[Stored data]
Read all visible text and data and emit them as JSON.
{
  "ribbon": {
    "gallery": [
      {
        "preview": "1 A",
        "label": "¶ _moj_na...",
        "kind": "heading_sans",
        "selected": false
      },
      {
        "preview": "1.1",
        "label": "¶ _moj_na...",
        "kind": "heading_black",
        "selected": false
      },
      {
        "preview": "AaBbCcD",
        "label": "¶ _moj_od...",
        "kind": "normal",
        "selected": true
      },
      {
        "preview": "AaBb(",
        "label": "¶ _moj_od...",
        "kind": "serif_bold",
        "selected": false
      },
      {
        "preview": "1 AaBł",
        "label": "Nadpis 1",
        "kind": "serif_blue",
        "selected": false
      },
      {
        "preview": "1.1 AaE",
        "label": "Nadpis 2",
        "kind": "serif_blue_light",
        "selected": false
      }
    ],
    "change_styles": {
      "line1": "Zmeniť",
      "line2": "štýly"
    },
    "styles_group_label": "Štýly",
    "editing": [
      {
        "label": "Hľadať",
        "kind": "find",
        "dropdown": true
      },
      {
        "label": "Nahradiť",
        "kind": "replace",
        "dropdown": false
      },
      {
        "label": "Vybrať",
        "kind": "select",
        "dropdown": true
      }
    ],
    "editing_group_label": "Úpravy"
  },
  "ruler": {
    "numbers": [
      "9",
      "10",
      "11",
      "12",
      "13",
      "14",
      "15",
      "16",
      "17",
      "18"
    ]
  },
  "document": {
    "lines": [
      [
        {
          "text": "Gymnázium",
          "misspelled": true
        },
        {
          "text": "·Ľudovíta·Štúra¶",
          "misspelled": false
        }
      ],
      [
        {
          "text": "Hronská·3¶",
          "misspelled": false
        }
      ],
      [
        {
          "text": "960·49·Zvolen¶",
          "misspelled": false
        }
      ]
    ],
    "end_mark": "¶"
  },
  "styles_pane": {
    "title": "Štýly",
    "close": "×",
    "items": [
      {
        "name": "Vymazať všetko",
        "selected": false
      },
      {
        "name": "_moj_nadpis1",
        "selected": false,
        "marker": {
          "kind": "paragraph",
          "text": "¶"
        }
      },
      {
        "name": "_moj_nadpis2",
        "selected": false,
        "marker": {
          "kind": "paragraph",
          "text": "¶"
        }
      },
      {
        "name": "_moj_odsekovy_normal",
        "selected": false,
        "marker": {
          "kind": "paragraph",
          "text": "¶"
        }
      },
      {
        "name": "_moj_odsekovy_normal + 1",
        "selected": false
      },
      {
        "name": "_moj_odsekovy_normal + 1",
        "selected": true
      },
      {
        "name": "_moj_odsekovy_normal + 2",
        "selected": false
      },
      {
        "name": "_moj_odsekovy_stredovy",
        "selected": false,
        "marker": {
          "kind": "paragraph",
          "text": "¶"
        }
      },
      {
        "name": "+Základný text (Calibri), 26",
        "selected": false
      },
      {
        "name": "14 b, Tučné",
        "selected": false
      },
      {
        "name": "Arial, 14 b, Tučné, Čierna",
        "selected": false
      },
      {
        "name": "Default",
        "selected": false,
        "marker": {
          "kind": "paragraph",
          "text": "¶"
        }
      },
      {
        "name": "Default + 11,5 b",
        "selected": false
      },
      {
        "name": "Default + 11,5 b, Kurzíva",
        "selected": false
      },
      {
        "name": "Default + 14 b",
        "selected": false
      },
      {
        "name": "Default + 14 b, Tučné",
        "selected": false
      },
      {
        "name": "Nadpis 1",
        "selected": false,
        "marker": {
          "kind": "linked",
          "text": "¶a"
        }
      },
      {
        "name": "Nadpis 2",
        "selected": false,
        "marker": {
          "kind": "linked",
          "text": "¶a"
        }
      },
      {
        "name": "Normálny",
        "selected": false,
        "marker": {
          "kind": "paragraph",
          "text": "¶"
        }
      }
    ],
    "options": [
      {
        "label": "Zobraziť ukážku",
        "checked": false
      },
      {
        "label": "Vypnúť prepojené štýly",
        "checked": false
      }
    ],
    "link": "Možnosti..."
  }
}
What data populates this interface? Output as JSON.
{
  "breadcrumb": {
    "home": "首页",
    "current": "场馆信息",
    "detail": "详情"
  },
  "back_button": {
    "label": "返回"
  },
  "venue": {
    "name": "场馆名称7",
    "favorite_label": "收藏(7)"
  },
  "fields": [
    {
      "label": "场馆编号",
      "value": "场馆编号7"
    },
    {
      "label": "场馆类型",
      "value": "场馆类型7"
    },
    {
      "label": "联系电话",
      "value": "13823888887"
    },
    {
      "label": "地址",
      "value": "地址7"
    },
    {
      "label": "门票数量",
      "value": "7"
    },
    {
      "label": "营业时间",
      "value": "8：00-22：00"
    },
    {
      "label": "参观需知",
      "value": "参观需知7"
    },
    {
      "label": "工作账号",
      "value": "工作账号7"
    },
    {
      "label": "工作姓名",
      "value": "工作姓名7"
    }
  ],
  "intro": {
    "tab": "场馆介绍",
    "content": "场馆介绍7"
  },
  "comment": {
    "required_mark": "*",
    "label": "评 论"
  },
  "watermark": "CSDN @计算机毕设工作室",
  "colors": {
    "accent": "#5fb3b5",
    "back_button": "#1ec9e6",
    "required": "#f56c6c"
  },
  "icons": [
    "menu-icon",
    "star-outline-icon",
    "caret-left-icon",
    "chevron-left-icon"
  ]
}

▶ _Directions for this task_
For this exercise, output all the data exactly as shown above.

▶ _Output for this task_
Read all visible text and data and emit them as JSON.
{
  "ribbon": {
    "gallery": [
      {
        "preview": "1 A",
        "label": "¶ _moj_na...",
        "kind": "heading_sans",
        "selected": false
      },
      {
        "preview": "1.1",
        "label": "¶ _moj_na...",
        "kind": "heading_black",
        "selected": false
      },
      {
        "preview": "AaBbCcD",
        "label": "¶ _moj_od...",
        "kind": "normal",
        "selected": true
      },
      {
        "preview": "AaBb(",
        "label": "¶ _moj_od...",
        "kind": "serif_bold",
        "selected": false
      },
      {
        "preview": "1 AaBł",
        "label": "Nadpis 1",
        "kind": "serif_blue",
        "selected": false
      },
      {
        "preview": "1.1 AaE",
        "label": "Nadpis 2",
        "kind": "serif_blue_light",
        "selected": false
      }
    ],
    "change_styles": {
      "line1": "Zmeniť",
      "line2": "štýly"
    },
    "styles_group_label": "Štýly",
    "editing": [
      {
        "label": "Hľadať",
        "kind": "find",
        "dropdown": true
      },
      {
        "label": "Nahradiť",
        "kind": "replace",
        "dropdown": false
      },
      {
        "label": "Vybrať",
        "kind": "select",
        "dropdown": true
      }
    ],
    "editing_group_label": "Úpravy"
  },
  "ruler": {
    "numbers": [
      "9",
      "10",
      "11",
      "12",
      "13",
      "14",
      "15",
      "16",
      "17",
      "18"
    ]
  },
  "document": {
    "lines": [
      [
        {
          "text": "Gymnázium",
          "misspelled": true
        },
        {
          "text": "·Ľudovíta·Štúra¶",
          "misspelled": false
        }
      ],
      [
        {
          "text": "Hronská·3¶",
          "misspelled": false
        }
      ],
      [
        {
          "text": "960·49·Zvolen¶",
          "misspelled": false
        }
      ]
    ],
    "end_mark": "¶"
  },
  "styles_pane": {
    "title": "Štýly",
    "close": "×",
    "items": [
      {
        "name": "Vymazať všetko",
        "selected": false
      },
      {
        "name": "_moj_nadpis1",
        "selected": false,
        "marker": {
          "kind": "paragraph",
          "text": "¶"
        }
      },
      {
        "name": "_moj_nadpis2",
        "selected": false,
        "marker": {
          "kind": "paragraph",
          "text": "¶"
        }
      },
      {
        "name": "_moj_odsekovy_normal",
        "selected": false,
        "marker": {
          "kind": "paragraph",
          "text": "¶"
        }
      },
      {
        "name": "_moj_odsekovy_normal + 1",
        "selected": false
      },
      {
        "name": "_moj_odsekovy_normal + 1",
        "selected": true
      },
      {
        "name": "_moj_odsekovy_normal + 2",
        "selected": false
      },
      {
        "name": "_moj_odsekovy_stredovy",
        "selected": false,
        "marker": {
          "kind": "paragraph",
          "text": "¶"
        }
      },
      {
        "name": "+Základný text (Calibri), 26",
        "selected": false
      },
      {
        "name": "14 b, Tučné",
        "selected": false
      },
      {
        "name": "Arial, 14 b, Tučné, Čierna",
        "selected": false
      },
      {
        "name": "Default",
        "selected": false,
        "marker": {
          "kind": "paragraph",
          "text": "¶"
        }
      },
      {
        "name": "Default + 11,5 b",
        "selected": false
      },
      {
        "name": "Default + 11,5 b, Kurzíva",
        "selected": false
      },
      {
        "name": "Default + 14 b",
        "selected": false
      },
      {
        "name": "Default + 14 b, Tučné",
        "selected": false
      },
      {
        "name": "Nadpis 1",
        "selected": false,
        "marker": {
          "kind": "linked",
          "text": "¶a"
        }
      },
      {
        "name": "Nadpis 2",
        "selected": false,
        "marker": {
          "kind": "linked",
          "text": "¶a"
        }
      },
      {
        "name": "Normálny",
        "selected": false,
        "marker": {
          "kind": "paragraph",
          "text": "¶"
        }
      }
    ],
    "options": [
      {
        "label": "Zobraziť ukážku",
        "checked": false
      },
      {
        "label": "Vypnúť prepojené štýly",
        "checked": false
      }
    ],
    "link": "Možnosti..."
  }
}
What data populates this interface? Output as JSON.
{
  "breadcrumb": {
    "home": "首页",
    "current": "场馆信息",
    "detail": "详情"
  },
  "back_button": {
    "label": "返回"
  },
  "venue": {
    "name": "场馆名称7",
    "favorite_label": "收藏(7)"
  },
  "fields": [
    {
      "label": "场馆编号",
      "value": "场馆编号7"
    },
    {
      "label": "场馆类型",
      "value": "场馆类型7"
    },
    {
      "label": "联系电话",
      "value": "13823888887"
    },
    {
      "label": "地址",
      "value": "地址7"
    },
    {
      "label": "门票数量",
      "value": "7"
    },
    {
      "label": "营业时间",
      "value": "8：00-22：00"
    },
    {
      "label": "参观需知",
      "value": "参观需知7"
    },
    {
      "label": "工作账号",
      "value": "工作账号7"
    },
    {
      "label": "工作姓名",
      "value": "工作姓名7"
    }
  ],
  "intro": {
    "tab": "场馆介绍",
    "content": "场馆介绍7"
  },
  "comment": {
    "required_mark": "*",
    "label": "评 论"
  },
  "watermark": "CSDN @计算机毕设工作室",
  "colors": {
    "accent": "#5fb3b5",
    "back_button": "#1ec9e6",
    "required": "#f56c6c"
  },
  "icons": [
    "menu-icon",
    "star-outline-icon",
    "caret-left-icon",
    "chevron-left-icon"
  ]
}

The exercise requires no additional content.